  21. 21. Coto-Montes A, Boga JA, Rosales-Corral S, Fuentes-Broto L, Tan DX, Reiter RJ (2012) Role of melatonin in the regulation of autophagy and mitophagy: A review. Mol Cell Endocrinol 361: 12–23. pmid:22575351
  22. 22. Karaskov E, Scott C, Zhang L, Teodoro T, Ravazzola M, Volchuk A (2006) Chronic palmitate but not oleate exposure induces endoplasmic reticulum stress, which may contribute to ins-1 pancreatic beta-cell apoptosis. Endocrinology 147: 3398–3407. pmid:16601139
  23. 23. Shoulders MD, Ryno LM, Genereux JC, Moresco JJ, Tu PG, Wu C, et al. (2013) Stress-independent activation of xbp1s and/or atf6 reveals three functionally diverse er proteostasis environments. Cell Rep 3: 1279–1292. pmid:23583182
  24. 24. Margariti A, Li H, Chen T, Martin D, Vizcay-Barrena G, Alam S, et al. (2013) Xbp1 mrna splicing triggers an autophagic response in endothelial cells through beclin-1 transcriptional activation. J Biol Chem 288: 859–872. pmid:23184933

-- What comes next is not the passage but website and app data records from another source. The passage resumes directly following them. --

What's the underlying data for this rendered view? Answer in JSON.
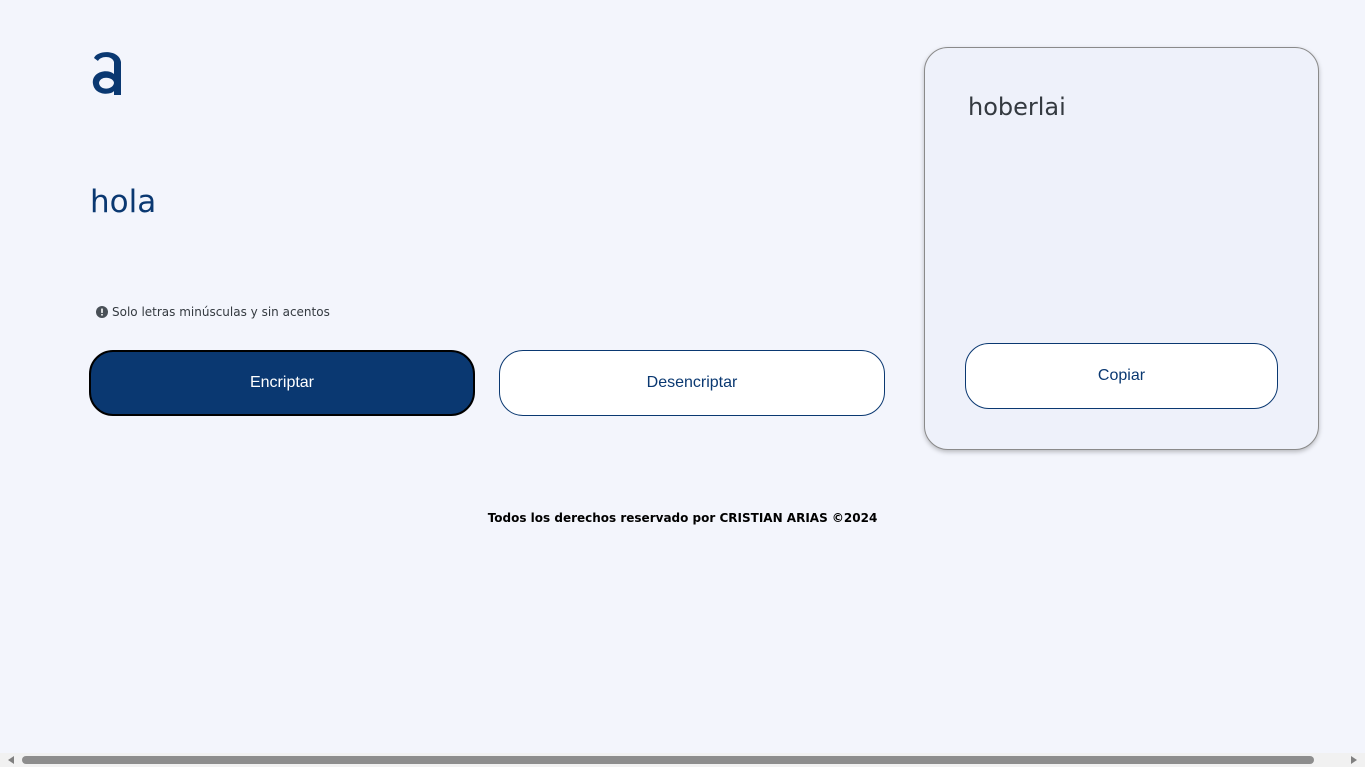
{
  "header": {
    "logo_icon": "alura-logo-icon"
  },
  "input": {
    "value": "hola"
  },
  "hint": {
    "icon": "exclamation-circle-icon",
    "text": "Solo letras minúsculas y sin acentos"
  },
  "actions": {
    "encrypt_label": "Encriptar",
    "decrypt_label": "Desencriptar"
  },
  "output": {
    "text": "hoberlai",
    "copy_label": "Copiar"
  },
  "footer": {
    "text": "Todos los derechos reservado por CRISTIAN ARIAS ©2024"
  },
  "colors": {
    "background": "#f3f5fc",
    "primary": "#0a3871",
    "card_background": "#eef1fa",
    "text_dark": "#343a40"
  }
}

  25. 25. Ding WX, Yin XM (2008) Sorting, recognition and activation of the misfolded protein degradation pathways through macroautophagy and the proteasome. Autophagy 4: 141–150. pmid:17986870

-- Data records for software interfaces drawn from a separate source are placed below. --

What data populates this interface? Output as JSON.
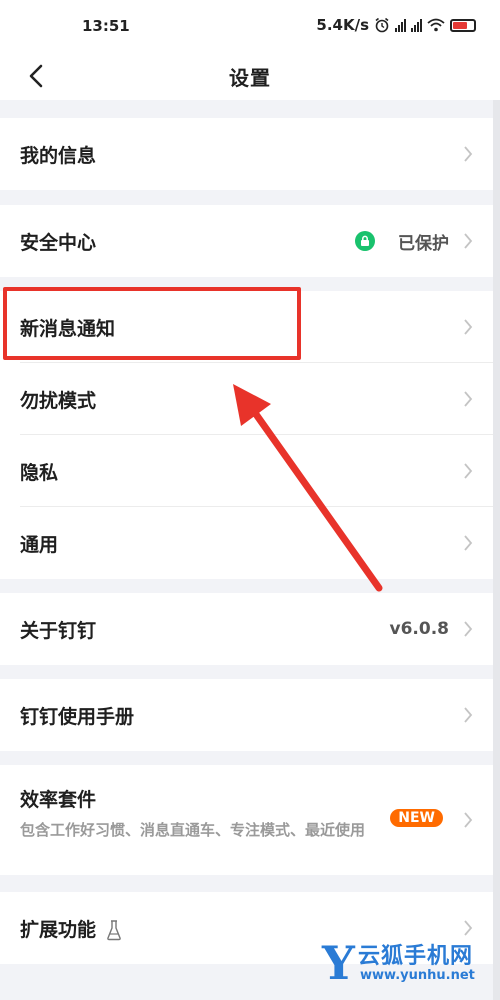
{
  "status_bar": {
    "time": "13:51",
    "net_speed": "5.4K/s"
  },
  "header": {
    "title": "设置"
  },
  "settings": {
    "my_info": "我的信息",
    "security": {
      "label": "安全中心",
      "status": "已保护"
    },
    "notifications": "新消息通知",
    "dnd": "勿扰模式",
    "privacy": "隐私",
    "general": "通用",
    "about": {
      "label": "关于钉钉",
      "version": "v6.0.8"
    },
    "manual": "钉钉使用手册",
    "efficiency": {
      "label": "效率套件",
      "description": "包含工作好习惯、消息直通车、专注模式、最近使用",
      "badge": "NEW"
    },
    "extensions": "扩展功能"
  },
  "watermark": {
    "letter": "Y",
    "name": "云狐手机网",
    "url": "www.yunhu.net"
  },
  "colors": {
    "accent_red": "#e8332a",
    "badge_orange": "#ff6b00",
    "secure_green": "#19c26d",
    "watermark_blue": "#2a7bd5"
  }
}
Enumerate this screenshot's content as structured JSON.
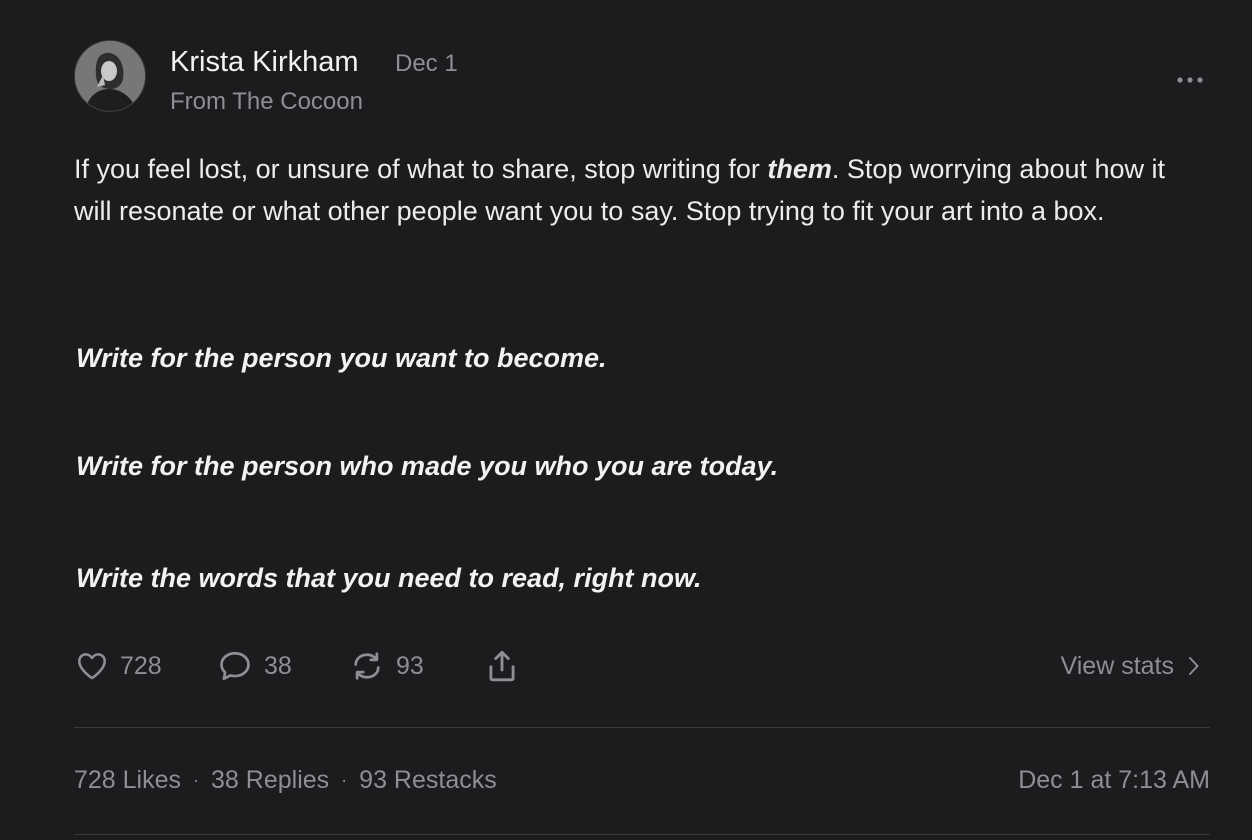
{
  "post": {
    "author": "Krista Kirkham",
    "date": "Dec 1",
    "publication": "From The Cocoon",
    "body_before": "If you feel lost, or unsure of what to share, stop writing for ",
    "body_emphasis": "them",
    "body_after": ". Stop worrying about how it will resonate or what other people want you to say. Stop trying to fit your art into a box.",
    "quotes": [
      "Write for the person you want to become.",
      "Write for the person who made you who you are today.",
      "Write the words that you need to read, right now."
    ]
  },
  "actions": {
    "likes": "728",
    "replies": "38",
    "restacks": "93",
    "view_stats": "View stats"
  },
  "footer": {
    "likes": "728 Likes",
    "replies": "38 Replies",
    "restacks": "93 Restacks",
    "separator": "·",
    "timestamp": "Dec 1 at 7:13 AM"
  },
  "icons": {
    "more": "more-horizontal-icon",
    "like": "heart-icon",
    "reply": "comment-icon",
    "restack": "restack-icon",
    "share": "share-icon",
    "chevron": "chevron-right-icon"
  }
}
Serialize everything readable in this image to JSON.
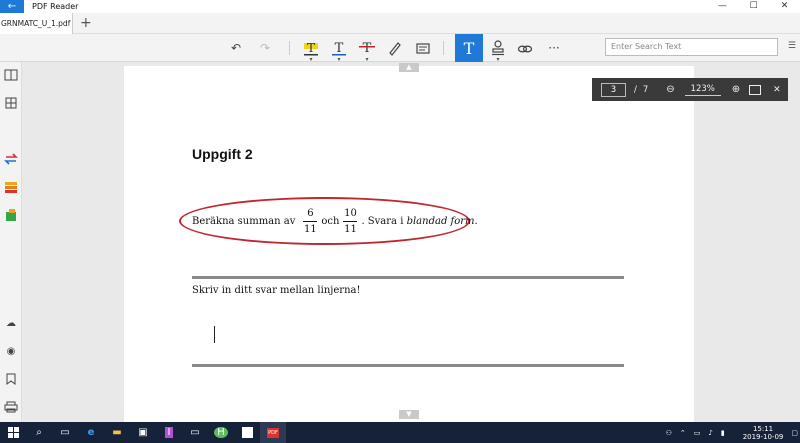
{
  "app": {
    "title": "PDF Reader"
  },
  "window": {
    "minimize": "—",
    "maximize": "☐",
    "close": "✕"
  },
  "tabs": [
    {
      "label": "GRNMATC_U_1.pdf",
      "close": "✕"
    }
  ],
  "search": {
    "placeholder": "Enter Search Text"
  },
  "document": {
    "heading": "Uppgift 2",
    "problem": {
      "prefix": "Beräkna summan av",
      "frac1_num": "6",
      "frac1_den": "11",
      "mid": "och",
      "frac2_num": "10",
      "frac2_den": "11",
      "suffix": ". Svara i ",
      "emph": "blandad form",
      "end": "."
    },
    "instruction": "Skriv in ditt svar mellan linjerna!"
  },
  "pagenav": {
    "current": "3",
    "separator": "/",
    "total": "7",
    "zoom": "123%"
  },
  "taskbar": {
    "time": "15:11",
    "date": "2019-10-09"
  },
  "colors": {
    "accent": "#1e7ad6",
    "annotation": "#c1272d",
    "taskbar": "#16213a"
  }
}
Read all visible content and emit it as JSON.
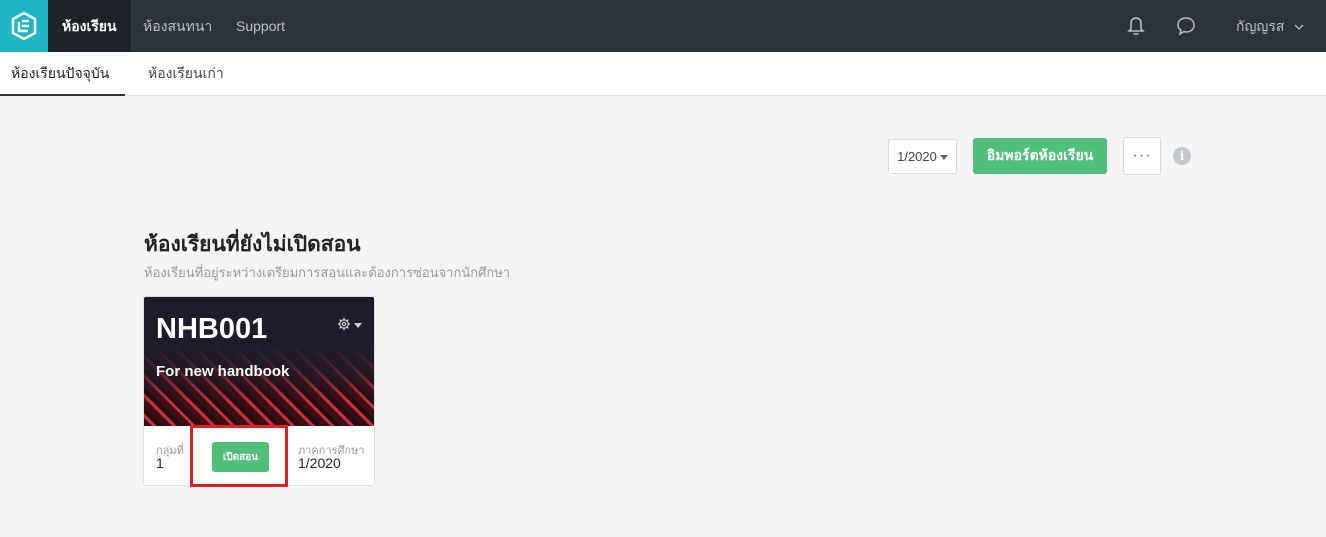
{
  "topnav": {
    "items": [
      {
        "label": "ห้องเรียน",
        "active": true
      },
      {
        "label": "ห้องสนทนา",
        "active": false
      },
      {
        "label": "Support",
        "active": false
      }
    ],
    "user_name": "กัญญรส",
    "icons": [
      "logo-icon",
      "bell-icon",
      "chat-icon",
      "chevron-down-icon"
    ]
  },
  "subtabs": [
    {
      "label": "ห้องเรียนปัจจุบัน",
      "active": true
    },
    {
      "label": "ห้องเรียนเก่า",
      "active": false
    }
  ],
  "toolbar": {
    "semester_value": "1/2020",
    "import_label": "อิมพอร์ตห้องเรียน",
    "more_label": "···",
    "info_label": "i"
  },
  "section": {
    "title": "ห้องเรียนที่ยังไม่เปิดสอน",
    "subtitle": "ห้องเรียนที่อยู่ระหว่างเตรียมการสอนและต้องการซ่อนจากนักศึกษา"
  },
  "card": {
    "code": "NHB001",
    "name": "For new handbook",
    "group_label": "กลุ่มที่",
    "group_value": "1",
    "open_label": "เปิดสอน",
    "semester_label": "ภาคการศึกษา",
    "semester_value": "1/2020"
  },
  "colors": {
    "topbar": "#2d333d",
    "logo_bg": "#1fb5c4",
    "accent_green": "#4fbf7a",
    "highlight_red": "#e02020"
  }
}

  26. 26. Yang L, Li P, Fu S, Calay ES, Hotamisligil GS (2010) Defective hepatic autophagy in obesity promotes er stress and causes insulin resistance. Cell Metab 11: 467–478.
  27. 27. Jia W, Pua HH, Li QJ, He YW (2011) Autophagy regulates endoplasmic reticulum homeostasis and calcium mobilization in T lymphocytes. J Immunol 186: 1564–1574.
  28. 28. Sheng R, Liu XQ, Zhang LS, Gao B, Han R, Wu YQ, et al. (2012) Autophagy regulates endoplasmic reticulum stress in ischemic preconditioning. Autophagy 8: 310–325. pmid:22361585